Skin Care Brands – The Ultimate Personality Test!
If there was ever a personality test that can give the Rorschach inkblot test, Carl Jung’s 16-type indicator test, and the highly-popular Myers Briggs test a run for their psychology money, it would be the simple act of checking out a woman’s skin care kit. You can immediately tell what their worries are by the type – or should I say strength? – of moisturizer they have, if they’re the spender or the penny pincher, and even their habits can be revealed by the number of products they own. Here are a few personality categories based on your skin care brands:
Personality #1: The Minimalist
You are the Zen master when it comes to skin care brands and products. Instead of less is more, your mantra is less is enough. Typically, your beauty products consist of the basics – cleanser, toner, and moisturizer. And most probably all are from a brand that you’re extremely familiar with and have used since you were a kid.
But what you lack in skin care brands frenzy, you make up for with your consistency. Because the beauty products in your vanity are so pared down, you tend to follow and stick to your routine like clockwork. This means that you get to experience a product’s full potential, as well as see its long term effect on your skin.
However, you should be careful about tachyphylaxis or better known as “you have used the same skin care products for so long that they have already lost their effect condition”. Experts like Dr. Jennifer Jones of the British Skin Foundation recommends switching up products every six months to avoid this condition.
Personality #2: The Save Mother Earth All Natural Chic

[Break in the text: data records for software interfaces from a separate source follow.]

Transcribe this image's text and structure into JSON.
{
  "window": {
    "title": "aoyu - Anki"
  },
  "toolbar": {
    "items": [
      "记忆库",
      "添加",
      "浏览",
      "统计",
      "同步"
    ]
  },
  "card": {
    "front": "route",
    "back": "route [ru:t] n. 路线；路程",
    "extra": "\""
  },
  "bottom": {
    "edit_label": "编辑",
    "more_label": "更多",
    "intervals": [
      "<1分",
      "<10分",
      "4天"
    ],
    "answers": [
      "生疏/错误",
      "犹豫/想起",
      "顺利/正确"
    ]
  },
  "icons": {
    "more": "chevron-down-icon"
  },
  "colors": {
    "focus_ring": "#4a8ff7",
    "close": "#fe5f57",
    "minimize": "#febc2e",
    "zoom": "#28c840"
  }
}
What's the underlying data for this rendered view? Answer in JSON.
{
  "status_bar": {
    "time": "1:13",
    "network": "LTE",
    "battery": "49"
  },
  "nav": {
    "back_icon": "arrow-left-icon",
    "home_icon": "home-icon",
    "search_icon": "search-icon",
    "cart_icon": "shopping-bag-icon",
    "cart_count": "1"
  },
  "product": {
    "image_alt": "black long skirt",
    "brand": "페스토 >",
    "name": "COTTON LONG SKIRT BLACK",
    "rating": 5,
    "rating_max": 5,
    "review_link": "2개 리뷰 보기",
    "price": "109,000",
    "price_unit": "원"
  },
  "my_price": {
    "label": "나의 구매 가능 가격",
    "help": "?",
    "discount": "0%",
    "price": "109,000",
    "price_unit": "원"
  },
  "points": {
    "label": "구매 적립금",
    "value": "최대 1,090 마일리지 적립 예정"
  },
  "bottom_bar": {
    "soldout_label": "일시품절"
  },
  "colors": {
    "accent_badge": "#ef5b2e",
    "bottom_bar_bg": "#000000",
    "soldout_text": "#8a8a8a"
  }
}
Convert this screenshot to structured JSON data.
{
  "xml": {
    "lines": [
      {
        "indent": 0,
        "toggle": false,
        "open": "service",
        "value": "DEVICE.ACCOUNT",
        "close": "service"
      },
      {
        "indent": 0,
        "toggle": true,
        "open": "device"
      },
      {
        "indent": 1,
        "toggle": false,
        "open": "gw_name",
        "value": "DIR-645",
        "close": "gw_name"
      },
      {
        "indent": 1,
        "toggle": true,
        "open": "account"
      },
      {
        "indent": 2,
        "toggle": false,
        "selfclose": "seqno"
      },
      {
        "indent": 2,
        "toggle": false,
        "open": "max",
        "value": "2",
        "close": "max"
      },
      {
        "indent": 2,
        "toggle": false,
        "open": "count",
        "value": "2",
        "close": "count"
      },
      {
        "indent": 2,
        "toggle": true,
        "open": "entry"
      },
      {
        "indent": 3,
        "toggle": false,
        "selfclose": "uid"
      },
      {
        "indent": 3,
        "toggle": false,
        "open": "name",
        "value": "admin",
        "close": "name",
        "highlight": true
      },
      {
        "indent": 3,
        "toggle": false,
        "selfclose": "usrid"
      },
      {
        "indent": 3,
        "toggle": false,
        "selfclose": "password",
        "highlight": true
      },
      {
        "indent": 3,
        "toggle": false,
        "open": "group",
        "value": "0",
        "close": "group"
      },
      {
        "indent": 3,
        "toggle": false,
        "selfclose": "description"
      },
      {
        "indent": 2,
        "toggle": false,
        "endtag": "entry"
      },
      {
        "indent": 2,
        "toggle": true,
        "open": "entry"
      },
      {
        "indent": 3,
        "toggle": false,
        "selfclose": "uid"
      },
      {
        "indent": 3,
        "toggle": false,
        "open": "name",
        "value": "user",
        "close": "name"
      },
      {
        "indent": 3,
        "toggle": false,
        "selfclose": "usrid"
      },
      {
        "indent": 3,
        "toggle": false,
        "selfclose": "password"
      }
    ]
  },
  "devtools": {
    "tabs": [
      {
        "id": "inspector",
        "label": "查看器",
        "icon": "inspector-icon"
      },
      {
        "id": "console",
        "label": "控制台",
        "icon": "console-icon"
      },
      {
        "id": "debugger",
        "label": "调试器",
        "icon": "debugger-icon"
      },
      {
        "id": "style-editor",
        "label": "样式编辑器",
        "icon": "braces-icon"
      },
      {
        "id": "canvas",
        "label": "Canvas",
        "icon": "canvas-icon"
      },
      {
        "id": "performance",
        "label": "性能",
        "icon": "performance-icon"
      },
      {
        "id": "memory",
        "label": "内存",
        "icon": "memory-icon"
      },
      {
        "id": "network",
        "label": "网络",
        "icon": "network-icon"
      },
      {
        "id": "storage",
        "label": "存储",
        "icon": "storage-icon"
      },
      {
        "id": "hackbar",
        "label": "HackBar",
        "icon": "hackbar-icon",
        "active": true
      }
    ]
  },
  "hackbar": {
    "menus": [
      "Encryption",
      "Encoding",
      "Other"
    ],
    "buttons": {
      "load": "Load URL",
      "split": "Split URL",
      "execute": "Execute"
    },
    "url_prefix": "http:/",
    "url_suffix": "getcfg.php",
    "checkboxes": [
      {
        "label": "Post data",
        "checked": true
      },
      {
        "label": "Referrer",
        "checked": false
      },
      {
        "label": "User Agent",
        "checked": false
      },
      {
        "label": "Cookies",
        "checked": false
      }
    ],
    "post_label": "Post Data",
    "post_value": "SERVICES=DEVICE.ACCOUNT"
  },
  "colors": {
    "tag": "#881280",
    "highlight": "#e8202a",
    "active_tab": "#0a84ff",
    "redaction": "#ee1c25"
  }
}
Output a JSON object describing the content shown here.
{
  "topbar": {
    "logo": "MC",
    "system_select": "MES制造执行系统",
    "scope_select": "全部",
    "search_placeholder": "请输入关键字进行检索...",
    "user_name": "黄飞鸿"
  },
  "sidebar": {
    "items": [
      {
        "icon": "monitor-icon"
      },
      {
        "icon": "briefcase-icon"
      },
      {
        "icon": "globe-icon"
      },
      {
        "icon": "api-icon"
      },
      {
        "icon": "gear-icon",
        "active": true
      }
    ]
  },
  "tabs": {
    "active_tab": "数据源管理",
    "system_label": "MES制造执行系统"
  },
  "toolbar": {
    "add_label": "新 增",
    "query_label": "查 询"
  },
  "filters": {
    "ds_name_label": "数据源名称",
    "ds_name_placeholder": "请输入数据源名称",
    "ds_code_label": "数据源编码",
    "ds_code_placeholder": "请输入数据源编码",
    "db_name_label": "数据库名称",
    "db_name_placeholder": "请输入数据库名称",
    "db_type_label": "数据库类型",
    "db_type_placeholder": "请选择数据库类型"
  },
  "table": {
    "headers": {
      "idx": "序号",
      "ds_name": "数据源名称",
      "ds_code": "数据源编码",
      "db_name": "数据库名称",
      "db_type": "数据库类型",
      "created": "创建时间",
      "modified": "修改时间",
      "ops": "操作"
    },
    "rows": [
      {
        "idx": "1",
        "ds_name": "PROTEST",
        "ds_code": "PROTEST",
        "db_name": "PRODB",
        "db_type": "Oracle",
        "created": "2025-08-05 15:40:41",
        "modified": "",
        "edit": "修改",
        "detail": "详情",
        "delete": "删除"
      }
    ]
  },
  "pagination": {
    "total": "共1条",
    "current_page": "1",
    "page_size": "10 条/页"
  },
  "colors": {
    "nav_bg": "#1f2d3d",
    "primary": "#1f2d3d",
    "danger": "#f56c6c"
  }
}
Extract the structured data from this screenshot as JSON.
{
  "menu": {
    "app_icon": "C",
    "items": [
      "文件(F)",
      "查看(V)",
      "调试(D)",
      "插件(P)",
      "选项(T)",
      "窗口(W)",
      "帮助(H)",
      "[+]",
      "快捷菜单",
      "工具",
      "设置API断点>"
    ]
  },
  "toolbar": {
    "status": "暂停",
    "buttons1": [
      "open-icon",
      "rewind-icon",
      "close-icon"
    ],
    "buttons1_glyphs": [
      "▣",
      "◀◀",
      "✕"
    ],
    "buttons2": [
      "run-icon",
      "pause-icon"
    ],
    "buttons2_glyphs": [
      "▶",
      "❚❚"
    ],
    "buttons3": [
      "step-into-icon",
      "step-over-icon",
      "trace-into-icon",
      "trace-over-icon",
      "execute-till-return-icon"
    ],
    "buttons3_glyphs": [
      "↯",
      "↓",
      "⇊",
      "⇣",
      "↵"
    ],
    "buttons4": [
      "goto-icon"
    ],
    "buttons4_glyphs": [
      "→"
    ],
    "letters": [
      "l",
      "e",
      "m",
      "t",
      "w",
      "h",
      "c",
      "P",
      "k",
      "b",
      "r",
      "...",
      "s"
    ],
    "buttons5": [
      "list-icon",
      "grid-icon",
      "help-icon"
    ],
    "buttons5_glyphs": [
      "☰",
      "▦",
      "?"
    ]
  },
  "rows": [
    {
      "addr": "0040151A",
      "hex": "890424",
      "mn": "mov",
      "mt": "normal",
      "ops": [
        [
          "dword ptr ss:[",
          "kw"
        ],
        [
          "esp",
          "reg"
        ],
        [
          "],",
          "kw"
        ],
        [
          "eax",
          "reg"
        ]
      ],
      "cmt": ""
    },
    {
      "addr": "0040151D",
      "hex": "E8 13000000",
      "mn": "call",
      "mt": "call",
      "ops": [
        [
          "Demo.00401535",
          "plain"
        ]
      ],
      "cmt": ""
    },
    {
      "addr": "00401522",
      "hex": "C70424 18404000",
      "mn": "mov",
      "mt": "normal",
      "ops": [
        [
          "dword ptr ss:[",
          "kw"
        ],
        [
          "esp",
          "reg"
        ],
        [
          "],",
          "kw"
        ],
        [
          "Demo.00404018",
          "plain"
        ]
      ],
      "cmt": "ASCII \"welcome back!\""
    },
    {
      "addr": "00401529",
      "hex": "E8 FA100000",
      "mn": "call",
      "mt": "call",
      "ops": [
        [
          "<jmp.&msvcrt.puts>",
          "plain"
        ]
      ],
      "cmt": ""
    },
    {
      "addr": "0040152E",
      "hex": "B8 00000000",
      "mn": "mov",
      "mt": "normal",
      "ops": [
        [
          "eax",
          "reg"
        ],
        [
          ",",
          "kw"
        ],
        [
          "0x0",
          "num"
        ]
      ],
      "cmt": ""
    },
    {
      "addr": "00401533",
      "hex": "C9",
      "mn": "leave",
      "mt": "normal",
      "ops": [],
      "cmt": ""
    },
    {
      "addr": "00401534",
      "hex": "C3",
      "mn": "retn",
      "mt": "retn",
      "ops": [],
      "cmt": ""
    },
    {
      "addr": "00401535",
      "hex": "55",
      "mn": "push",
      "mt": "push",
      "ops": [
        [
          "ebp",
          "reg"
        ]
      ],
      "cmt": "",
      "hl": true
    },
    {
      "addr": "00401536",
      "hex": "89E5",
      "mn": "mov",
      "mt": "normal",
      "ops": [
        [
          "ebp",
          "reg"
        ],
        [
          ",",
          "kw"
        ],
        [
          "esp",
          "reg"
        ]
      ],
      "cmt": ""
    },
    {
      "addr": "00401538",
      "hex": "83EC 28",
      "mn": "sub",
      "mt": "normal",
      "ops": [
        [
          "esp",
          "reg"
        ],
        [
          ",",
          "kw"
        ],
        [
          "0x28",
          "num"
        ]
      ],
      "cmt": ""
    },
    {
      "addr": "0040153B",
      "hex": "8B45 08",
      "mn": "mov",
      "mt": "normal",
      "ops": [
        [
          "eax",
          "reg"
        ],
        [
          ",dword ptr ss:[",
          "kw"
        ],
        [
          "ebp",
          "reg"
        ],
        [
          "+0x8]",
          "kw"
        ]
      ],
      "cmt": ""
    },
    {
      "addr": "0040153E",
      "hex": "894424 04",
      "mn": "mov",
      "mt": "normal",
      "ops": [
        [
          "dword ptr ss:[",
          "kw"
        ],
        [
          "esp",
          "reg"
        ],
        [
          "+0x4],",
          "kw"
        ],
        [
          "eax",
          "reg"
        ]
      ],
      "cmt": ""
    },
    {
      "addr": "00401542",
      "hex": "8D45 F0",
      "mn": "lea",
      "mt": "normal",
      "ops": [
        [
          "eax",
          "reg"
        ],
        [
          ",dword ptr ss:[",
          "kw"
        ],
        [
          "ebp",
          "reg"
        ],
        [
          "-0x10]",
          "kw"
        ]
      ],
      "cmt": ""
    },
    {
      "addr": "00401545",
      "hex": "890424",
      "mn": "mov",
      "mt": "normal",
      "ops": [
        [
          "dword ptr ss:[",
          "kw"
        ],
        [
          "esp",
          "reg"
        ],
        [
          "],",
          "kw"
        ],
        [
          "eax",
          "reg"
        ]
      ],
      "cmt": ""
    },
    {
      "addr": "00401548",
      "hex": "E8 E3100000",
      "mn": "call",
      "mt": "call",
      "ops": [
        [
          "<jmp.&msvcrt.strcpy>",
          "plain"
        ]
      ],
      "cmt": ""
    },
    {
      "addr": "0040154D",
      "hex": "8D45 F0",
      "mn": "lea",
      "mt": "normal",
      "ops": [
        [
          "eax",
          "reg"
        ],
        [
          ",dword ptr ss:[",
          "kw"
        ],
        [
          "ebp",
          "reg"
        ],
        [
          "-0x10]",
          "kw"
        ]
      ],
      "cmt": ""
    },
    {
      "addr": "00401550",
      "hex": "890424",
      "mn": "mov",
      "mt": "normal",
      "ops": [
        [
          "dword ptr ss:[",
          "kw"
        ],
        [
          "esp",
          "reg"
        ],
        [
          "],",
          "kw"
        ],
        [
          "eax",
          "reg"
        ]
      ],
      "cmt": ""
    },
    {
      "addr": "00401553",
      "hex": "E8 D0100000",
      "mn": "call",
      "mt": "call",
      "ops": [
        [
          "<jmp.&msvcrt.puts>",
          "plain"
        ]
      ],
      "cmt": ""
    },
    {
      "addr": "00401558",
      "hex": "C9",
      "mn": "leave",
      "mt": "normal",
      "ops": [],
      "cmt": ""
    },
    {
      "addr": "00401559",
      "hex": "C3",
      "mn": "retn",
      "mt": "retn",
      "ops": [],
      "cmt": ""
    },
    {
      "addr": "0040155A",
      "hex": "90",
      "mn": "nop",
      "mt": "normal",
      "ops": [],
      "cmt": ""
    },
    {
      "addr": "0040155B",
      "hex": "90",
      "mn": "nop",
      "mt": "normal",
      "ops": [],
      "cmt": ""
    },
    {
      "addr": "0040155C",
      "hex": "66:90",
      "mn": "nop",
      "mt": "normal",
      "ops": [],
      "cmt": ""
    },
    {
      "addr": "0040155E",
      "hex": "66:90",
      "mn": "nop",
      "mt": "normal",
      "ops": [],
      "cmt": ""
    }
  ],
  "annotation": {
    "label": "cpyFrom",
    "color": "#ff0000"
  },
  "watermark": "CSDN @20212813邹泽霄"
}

While other women read labels on skin care brands looking for key ingredients, you check out labels for keywords such as organic, natural, and no animal testing. Only when you find these in product labels will you then consider them worthy of a place in your environmentally-conscientious skin care routine.
And who can blame you? When there is no clear agency that’s in-charge of enforcing regulations for cosmetics and beauty products. This means that without a standard set of rules to follow, the world of skin care brands and cosmetics is the Wild Wild West. Wherein lead in lipsticks, mercury in face creams, and other nasty, stuff you don’t want to know about can be found in even the best skin care line.
To make sure which products are all certified natural and organic, you should visits sites such as the Environmental Working Group (EWG) and Campaign for Safe Cosmetics. Both websites have an extensive list of brands that pledge to be transparent about the ingredients that they use in their products.
Personality #3: The Me Versus Wrinkles Woman
For you the best product line is the one that can get rid of your skin’s archenemy – wrinkles. You’re fine spending a few extra dollars on exclusive skin care brands as long as you see results. And although your skin care products may come from an assortment of brands, all of them are bound by one goal and one goal only, which is to remove fine lines and wrinkles.
Keep in mind however, that just because different products target the same things doesn’t mean you should go ahead and create an anti-wrinkle cocktail. For example, copper peptides that are found in many anti-aging serums don’t mix well with Vitamin C which is also a common anti-aging ingredient. Such is also the case with Alpha Hydroxy Acids and retinoids/retinols which counteract each other.
Also, make sure to complement your best anti-aging products with a healthy lifestyle. You can do this with simple things such as drinking eight or more glasses of water a day, getting at least eight hours of sleep, introducing more fruits and vegetables in your diet, and regular exercise. And in terms of skin care routine, just don’t forget your basics such as removing your makeup before you sleep (did you know that one night of sleeping with your makeup is equivalent to stressing out your skin for 10 days? the horror.), moisturize daily, apply sunblock, and exfoliate at least once a week for quicker skin cell regeneration.